Appendix 5: Cost-Benefit Analysis


Apart from this, the payback period only supplies information on the liquidity of a project (the pace of return), and does not measure its profitability. For example, by promoting projects generating large surpluses in a short term, the method can suggest the choice of an investment which is less profitable in a long term. This often applies to many alternative projects at the municipal level. Other methods, dealing with costs and benefits of projects that occur in different time horizons, are based on the application of discounting techniques. The use of such techniques is a result of the assumption that the value of money changes over time. A reference can be made here to the popular saying time is money. In everyday decisions, we prefer solutions which bring fast income and required expenditure over a longer period of time. This can be illustrated with the following example. By investing a certain amount of money, one could start ones own grocery store. One would have two options, either to wait until the required sum of money is saved up, or borrow it from a bank. If one decides to go after the second option, the interest one would have to pay to a bank would be the price for satisfying the need to start the business earlier. The longer one would have to wait for income to pay back the loan, the higher the cumulative sum of interests. A significant number of alternatives analysed in the CBA to solve environmental problems at a local level are investment projects implemented by municipal authorities as a part of local infrastructure. Municipalities often operate under severe financial restraints and cannot afford the investment projects without seeking finance from the capital market in the form of loans, bond issues, or finding a strategic investor. Taking into account the specific nature of municipal investment projects (high capital costs, long payback period), only a long-term strategy enables the rationalisation of investment processes. The most frequently used CBA indicators based on discounting include: Net Present Value method (NPV); and Internal Rate of Return method (IRR). Both the NPV and the IRR bring the flows of future costs and future benefits down to a common denominator. This is done by discounting both flows using the appropriate coefficient, with the aim of getting the current values for future costs and benefits. The coefficient (the discount rate) selected for the analysis has a key impact on the indicator value. Choosing the right rate is particularly important when analysing environmental projects. In numerous guidebooks one can find various arguments in favour of using a lower discount rate than a market one, in environmental analyses for comparisons. This is supposed to be a way of taking account of specific factors

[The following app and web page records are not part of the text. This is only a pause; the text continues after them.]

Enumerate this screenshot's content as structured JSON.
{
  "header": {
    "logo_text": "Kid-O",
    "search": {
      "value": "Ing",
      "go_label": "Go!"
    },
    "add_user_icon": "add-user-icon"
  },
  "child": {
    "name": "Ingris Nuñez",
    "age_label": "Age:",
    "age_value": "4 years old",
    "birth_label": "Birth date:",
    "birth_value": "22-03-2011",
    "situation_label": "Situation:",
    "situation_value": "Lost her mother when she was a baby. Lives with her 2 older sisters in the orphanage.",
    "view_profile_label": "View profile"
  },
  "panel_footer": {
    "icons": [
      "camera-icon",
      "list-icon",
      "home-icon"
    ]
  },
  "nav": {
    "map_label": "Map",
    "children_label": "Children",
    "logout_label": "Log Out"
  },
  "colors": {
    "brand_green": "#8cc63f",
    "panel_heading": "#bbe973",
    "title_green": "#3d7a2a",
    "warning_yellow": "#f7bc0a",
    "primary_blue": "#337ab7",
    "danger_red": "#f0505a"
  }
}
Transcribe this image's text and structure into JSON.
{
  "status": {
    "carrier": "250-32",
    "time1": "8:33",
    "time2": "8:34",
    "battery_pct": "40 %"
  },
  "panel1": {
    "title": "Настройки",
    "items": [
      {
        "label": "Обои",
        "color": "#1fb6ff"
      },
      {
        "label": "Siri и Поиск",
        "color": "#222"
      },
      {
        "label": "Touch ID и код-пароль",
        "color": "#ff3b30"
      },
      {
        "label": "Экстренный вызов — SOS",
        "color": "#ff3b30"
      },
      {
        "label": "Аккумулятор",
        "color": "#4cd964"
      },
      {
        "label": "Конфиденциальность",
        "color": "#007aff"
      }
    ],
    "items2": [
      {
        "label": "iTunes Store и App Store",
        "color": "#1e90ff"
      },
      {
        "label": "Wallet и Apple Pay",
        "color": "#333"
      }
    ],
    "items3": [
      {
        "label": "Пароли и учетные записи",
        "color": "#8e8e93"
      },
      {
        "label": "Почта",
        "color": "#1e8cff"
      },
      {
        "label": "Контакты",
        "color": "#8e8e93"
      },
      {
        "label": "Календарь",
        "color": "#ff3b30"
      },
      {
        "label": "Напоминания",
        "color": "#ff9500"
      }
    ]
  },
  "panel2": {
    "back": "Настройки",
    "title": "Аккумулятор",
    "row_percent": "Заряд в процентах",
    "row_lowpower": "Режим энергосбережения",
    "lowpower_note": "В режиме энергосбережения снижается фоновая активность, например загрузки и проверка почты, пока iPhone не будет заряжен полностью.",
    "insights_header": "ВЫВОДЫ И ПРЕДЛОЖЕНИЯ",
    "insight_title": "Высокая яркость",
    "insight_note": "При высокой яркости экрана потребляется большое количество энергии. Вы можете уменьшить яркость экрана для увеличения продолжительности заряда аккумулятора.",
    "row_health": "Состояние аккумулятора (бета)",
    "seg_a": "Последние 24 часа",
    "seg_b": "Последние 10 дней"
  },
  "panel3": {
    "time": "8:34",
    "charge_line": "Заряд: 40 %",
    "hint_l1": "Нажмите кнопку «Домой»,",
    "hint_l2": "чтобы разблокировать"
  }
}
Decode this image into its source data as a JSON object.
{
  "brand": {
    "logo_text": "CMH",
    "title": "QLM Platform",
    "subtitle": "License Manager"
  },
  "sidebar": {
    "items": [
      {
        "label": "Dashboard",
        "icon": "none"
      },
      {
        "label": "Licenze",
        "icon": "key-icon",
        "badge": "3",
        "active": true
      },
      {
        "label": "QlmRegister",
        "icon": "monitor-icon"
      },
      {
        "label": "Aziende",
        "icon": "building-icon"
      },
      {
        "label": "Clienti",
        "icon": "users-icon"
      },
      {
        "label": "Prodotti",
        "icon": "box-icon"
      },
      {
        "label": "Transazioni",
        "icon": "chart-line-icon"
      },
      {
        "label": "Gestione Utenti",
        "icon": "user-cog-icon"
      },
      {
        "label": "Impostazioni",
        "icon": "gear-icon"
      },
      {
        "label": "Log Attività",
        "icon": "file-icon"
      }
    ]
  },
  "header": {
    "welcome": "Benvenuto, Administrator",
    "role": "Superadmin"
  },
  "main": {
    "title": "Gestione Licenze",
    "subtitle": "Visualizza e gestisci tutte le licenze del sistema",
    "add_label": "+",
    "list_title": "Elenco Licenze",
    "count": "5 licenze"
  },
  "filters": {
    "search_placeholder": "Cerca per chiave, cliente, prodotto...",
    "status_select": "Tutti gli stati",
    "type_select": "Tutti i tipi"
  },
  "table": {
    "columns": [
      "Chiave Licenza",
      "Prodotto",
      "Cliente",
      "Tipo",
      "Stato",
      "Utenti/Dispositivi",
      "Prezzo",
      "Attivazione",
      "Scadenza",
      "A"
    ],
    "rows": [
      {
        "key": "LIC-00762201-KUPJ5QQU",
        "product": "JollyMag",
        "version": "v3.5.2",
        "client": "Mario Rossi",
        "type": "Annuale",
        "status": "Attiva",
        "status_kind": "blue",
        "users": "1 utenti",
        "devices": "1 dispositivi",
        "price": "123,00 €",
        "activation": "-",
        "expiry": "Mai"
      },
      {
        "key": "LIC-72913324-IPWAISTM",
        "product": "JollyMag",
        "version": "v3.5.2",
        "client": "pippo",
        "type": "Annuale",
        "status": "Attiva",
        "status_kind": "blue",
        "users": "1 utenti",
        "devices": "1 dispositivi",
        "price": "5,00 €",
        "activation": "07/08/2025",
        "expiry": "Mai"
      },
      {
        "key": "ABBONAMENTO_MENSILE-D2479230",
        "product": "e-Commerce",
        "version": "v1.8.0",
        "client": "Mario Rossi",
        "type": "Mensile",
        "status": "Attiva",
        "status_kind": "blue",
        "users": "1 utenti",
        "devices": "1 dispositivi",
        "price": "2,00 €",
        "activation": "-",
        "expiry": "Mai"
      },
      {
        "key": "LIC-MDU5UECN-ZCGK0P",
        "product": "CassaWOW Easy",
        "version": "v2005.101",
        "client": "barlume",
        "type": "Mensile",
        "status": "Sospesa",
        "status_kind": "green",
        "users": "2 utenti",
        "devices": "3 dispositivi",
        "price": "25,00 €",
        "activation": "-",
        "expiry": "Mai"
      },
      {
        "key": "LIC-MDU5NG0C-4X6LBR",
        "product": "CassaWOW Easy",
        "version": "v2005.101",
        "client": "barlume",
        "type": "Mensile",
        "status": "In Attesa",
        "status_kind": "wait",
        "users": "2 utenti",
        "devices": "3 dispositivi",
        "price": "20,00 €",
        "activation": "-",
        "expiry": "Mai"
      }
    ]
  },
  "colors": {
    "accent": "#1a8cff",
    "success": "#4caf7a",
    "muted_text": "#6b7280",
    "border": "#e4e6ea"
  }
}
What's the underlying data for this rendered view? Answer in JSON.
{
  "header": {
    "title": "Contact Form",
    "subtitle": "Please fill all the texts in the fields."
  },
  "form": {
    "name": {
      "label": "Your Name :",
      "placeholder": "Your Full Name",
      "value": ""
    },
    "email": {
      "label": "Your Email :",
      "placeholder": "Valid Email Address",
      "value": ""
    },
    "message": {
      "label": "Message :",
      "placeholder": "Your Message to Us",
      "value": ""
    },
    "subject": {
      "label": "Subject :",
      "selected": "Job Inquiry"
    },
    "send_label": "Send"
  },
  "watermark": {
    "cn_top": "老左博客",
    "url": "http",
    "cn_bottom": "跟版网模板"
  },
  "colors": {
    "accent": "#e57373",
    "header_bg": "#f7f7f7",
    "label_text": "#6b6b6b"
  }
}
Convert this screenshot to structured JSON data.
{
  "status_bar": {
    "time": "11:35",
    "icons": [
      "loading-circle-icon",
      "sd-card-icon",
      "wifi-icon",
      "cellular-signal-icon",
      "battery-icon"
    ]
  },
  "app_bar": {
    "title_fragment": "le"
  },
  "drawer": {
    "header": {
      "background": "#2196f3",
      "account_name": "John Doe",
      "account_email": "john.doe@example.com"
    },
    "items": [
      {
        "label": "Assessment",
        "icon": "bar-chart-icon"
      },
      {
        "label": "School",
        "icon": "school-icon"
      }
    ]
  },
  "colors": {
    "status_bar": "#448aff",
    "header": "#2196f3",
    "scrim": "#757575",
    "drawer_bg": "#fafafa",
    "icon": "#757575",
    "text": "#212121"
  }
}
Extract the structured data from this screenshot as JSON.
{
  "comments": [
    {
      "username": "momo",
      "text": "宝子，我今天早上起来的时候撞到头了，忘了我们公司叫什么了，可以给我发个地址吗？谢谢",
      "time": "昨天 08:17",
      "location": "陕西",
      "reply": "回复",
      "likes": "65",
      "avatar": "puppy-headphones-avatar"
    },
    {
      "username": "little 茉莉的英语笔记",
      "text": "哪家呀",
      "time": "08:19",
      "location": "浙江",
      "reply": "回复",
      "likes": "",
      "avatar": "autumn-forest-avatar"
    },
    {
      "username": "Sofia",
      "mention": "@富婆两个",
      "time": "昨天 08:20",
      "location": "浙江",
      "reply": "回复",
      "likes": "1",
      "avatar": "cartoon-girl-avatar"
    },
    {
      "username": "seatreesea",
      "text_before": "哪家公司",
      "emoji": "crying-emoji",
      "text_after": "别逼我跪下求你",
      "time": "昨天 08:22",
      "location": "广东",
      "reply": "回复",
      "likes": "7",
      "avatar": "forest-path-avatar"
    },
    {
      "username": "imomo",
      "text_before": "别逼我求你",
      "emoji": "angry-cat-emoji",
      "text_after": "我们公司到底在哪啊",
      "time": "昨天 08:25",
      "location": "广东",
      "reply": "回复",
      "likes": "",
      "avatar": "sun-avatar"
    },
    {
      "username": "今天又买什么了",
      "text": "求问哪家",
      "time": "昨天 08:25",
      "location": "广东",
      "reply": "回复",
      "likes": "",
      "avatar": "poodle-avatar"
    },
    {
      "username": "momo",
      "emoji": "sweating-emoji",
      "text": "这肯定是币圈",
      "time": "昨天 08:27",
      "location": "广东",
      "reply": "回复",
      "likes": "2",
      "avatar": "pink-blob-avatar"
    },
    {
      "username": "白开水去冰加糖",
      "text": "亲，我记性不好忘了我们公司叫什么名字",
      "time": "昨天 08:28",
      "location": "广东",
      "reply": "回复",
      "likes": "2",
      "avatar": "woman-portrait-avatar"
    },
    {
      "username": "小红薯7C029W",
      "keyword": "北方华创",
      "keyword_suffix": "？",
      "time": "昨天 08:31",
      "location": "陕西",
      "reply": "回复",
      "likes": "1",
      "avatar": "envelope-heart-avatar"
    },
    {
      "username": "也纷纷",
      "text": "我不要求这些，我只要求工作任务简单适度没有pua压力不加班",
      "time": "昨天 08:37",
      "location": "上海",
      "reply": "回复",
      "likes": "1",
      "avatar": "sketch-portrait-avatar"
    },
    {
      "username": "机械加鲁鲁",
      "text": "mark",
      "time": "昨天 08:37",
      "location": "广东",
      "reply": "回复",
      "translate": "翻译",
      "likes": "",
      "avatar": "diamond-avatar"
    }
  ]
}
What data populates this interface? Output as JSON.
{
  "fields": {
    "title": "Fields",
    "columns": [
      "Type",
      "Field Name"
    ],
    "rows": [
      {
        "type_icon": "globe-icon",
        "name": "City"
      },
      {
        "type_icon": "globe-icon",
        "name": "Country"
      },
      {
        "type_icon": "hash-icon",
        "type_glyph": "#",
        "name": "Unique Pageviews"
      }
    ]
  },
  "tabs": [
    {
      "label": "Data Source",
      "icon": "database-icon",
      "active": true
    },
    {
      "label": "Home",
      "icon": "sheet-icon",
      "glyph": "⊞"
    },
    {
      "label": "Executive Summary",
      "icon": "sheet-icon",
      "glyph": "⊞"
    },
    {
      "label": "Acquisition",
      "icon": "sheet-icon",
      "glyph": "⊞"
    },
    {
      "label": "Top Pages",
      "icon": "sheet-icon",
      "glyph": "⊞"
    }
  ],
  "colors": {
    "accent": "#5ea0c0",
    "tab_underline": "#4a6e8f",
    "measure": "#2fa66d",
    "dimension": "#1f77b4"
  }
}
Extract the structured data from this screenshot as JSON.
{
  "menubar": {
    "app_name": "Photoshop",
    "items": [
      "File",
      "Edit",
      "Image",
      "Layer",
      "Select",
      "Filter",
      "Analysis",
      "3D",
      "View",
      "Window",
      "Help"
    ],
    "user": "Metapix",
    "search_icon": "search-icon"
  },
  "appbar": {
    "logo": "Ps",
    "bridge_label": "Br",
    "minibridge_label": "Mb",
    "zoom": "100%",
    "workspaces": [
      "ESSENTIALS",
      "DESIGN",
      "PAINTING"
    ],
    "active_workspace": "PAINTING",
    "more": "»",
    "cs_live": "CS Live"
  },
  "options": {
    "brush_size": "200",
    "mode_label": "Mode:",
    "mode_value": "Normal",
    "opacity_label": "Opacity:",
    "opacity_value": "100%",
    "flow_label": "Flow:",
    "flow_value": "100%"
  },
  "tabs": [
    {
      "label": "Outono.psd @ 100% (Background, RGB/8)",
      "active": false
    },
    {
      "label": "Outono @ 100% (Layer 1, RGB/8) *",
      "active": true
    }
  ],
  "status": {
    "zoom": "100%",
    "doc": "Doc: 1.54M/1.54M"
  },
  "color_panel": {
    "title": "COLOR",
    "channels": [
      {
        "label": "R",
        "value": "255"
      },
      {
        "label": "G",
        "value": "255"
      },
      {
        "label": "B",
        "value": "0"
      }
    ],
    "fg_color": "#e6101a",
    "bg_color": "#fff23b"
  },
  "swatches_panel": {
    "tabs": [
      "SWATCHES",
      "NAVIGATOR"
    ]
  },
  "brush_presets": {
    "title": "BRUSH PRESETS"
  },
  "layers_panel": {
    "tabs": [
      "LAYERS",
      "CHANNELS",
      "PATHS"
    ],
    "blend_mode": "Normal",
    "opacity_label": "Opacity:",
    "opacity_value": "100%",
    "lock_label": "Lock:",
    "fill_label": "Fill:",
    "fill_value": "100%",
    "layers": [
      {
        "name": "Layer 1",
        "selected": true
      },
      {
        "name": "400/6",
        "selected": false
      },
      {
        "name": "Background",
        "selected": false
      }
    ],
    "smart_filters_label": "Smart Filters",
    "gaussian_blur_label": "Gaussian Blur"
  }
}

Appendix 5: Cost-Benefit Analysis


related to the functioning of ecosystems. However, manipulating the discount rate obscures the clarity of analyses and makes the CBA more subjective. A positive value for the NPV indicator means that the project is economically viable. The higher the NPV value the greater the net benefits of the project. The NPV indicator is usually the best method for comparing investment projects. Inconveniences related to the necessity to precisely determine the discount rate may be minimised if the investment is appraised on the basis of the IRR. This is a discount rate for which costs and benefits are equal. The IRR indicator does not define the scale of the costs or benefits but fulfils the role of an indicator of the projects profitability. The higher the IRR ratio the more profitable is the investment. The final element of the CBA analysis is usually the sensitivity analysis. The sensitivity analysis involves counting the costs and benefits using the alternative value of the adopted variables and assumptions. For example, one could analyse the costs and benefits taking different levels of a discount rate or assuming different waste stream deposited in a landfill site. The sensitivity analysis would make it possible to verify whether the results change significantly depending on various discount rates. If it is a case, this would imply that a discount rate or the waste stream are the critical variables.